Yes it was a Brown PBR all right. Don't believe the spin, the sorcerer was weaving his usual spells in an attempt to look better than he is. Just take a look at some of the statistical sleight of hand employed to make things look better than they are. Just take a look at the things not mentioned. Just take a look at the laughably optimistic growth figures for the year after to make the borrowing look slightly less horrendous. Remember we were told that that we were going to be growing again by now and not just growing but sprouting like a beanstalk. Instead we get a different fairytale.

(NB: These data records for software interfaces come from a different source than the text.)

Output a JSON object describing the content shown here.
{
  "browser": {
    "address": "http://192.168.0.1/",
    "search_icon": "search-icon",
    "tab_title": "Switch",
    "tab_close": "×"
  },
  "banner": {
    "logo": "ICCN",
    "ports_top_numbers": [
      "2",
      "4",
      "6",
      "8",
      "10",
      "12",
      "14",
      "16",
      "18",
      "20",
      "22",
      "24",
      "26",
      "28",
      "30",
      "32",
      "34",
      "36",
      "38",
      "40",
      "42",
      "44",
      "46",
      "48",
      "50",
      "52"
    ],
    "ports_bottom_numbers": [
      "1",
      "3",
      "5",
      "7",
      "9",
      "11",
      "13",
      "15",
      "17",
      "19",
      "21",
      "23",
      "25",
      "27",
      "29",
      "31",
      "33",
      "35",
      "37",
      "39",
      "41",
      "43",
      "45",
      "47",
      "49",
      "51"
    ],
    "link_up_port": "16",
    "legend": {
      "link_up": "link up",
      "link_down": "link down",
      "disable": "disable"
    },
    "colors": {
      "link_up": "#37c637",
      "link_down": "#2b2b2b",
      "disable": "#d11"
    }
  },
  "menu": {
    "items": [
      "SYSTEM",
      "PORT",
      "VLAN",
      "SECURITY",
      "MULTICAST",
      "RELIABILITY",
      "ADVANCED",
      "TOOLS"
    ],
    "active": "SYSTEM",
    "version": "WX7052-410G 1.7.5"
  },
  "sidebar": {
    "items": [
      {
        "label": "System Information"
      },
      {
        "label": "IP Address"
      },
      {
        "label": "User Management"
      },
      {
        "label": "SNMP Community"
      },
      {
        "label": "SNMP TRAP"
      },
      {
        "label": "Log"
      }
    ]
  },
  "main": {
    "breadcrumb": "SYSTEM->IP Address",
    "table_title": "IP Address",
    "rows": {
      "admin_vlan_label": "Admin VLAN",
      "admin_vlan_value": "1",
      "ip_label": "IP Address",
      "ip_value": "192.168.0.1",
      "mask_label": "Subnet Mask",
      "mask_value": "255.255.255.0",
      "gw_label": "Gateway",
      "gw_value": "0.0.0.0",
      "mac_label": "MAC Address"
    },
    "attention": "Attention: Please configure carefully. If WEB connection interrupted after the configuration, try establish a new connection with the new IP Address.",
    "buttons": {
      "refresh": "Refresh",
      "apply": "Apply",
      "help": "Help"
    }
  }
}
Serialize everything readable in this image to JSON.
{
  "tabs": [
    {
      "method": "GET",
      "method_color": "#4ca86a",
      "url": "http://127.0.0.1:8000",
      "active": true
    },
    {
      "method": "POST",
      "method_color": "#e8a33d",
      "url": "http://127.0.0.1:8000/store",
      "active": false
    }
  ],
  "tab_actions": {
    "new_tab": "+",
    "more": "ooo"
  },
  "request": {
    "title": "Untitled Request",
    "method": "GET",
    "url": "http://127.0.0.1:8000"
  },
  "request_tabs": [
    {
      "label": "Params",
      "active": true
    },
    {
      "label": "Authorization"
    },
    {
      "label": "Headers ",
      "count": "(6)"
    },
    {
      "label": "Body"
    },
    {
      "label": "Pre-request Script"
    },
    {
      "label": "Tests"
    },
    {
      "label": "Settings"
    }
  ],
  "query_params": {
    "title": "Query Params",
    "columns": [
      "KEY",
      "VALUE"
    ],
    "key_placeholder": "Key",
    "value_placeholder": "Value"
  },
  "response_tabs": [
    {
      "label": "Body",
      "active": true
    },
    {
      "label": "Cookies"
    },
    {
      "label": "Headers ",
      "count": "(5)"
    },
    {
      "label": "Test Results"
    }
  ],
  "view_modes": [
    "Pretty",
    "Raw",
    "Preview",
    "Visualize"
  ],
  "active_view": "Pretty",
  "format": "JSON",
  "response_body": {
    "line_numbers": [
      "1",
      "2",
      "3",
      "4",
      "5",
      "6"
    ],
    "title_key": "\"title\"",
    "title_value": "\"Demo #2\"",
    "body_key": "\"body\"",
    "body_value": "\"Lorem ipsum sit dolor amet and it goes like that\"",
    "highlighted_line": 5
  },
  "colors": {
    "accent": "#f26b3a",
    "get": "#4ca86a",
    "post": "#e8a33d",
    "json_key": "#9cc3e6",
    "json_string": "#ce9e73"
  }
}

It's always best after one of these Budgets/PBRs to take your time, absorb the detail and see past the spin and lies. This one is no different. Yes it was a political budget, yes it tried to press certain populist buttons but ultimately, such is the state of the economy and the public finances, it would have taken a sorcerer capable of making an elephant disappear to make this look good. It wasn't that they didn't try though. Darling even claimed that he was in a position of strength. How we laughed.
And then there were the assertions about the achievements of the government. Brown keeps telling us that the government's policies have saved 500,000 jobs. That's not a statistic that's a fairytale too. There is no way anyone can make such a claim but of course no way to prove or disprove it. It's classic Brown.
The only reason that the unemployment figures are not looking much worse is that employers and employees have had the good sense to adopt a more flexible approach during the recession. Employees have taken unpaid leave, worked a shorter week or accepted pay freezes. This of course is only in the private sector. The public sector has carried on as though all is fine.
And the same government that is boasting about saving jobs is adopting more measures that will destroy jobs with a hike in National Insurance contributions - a tax on jobs. What the hell?
This is a big tax rise. I suppose we should give credit to Darling that he has bitten the bullet and raised taxes to pay off that giant deficit. But he has done so with typical shiftiness. NI contributions don't look as bad but in fact they are much worse and will hit the vast majority of wage earners, not the high paid and the rich. This is a tax rise in all but name. Wouldn't it have been nice if they could have had the integrity to just call it what it is instead of trying to cast one of their spells in the hope that we don't notice?
The bankers are predictably hit with a tax for one year. I have no problem with that. It's what they deserve. Whether this government are in a position to point fingers is a moot point. And they have the power to simply tell the publicly owned banks not to pay bonuses until they have put their houses in order. Why not just do that?
Darling made a few half-hearted attempts to show he is serious about reducing borrowing but it doesn't amount to much. Even the tax rises will be fed into more spending including increases in pensions and benefits we can't afford but which of course the next government (unlikely to be Labour) will find hard to reverse. Fortunately the markets will have been expecting this. It is however a sad indictment of this government. Even after the worst recession on record and facing borrowing unseen before in peacetime, they still couldn't bring themselves to do the right thing for the country. They preferred to play politics and try to trap the opposition. It sums them up. It's almost as if they are preparing for opposition already. Here they say, reverse this if you dare and we'll be ready to complain about it when you do. It's scorched earth politics of the lowest and most cynical kind.
When we look back on this government, this PBR today will tell us all we need to know. They created a mess and did not have the integrity to admit it let alone address our problems. Let's hope the papers tomorrow reflect their cynicism, effrontery and selfishness so that the British electorate can make the sorcerer and his apprentice, not to mention the man who would be sorcerer's apprentice who is currently sulking on the front bench all disappear next summer.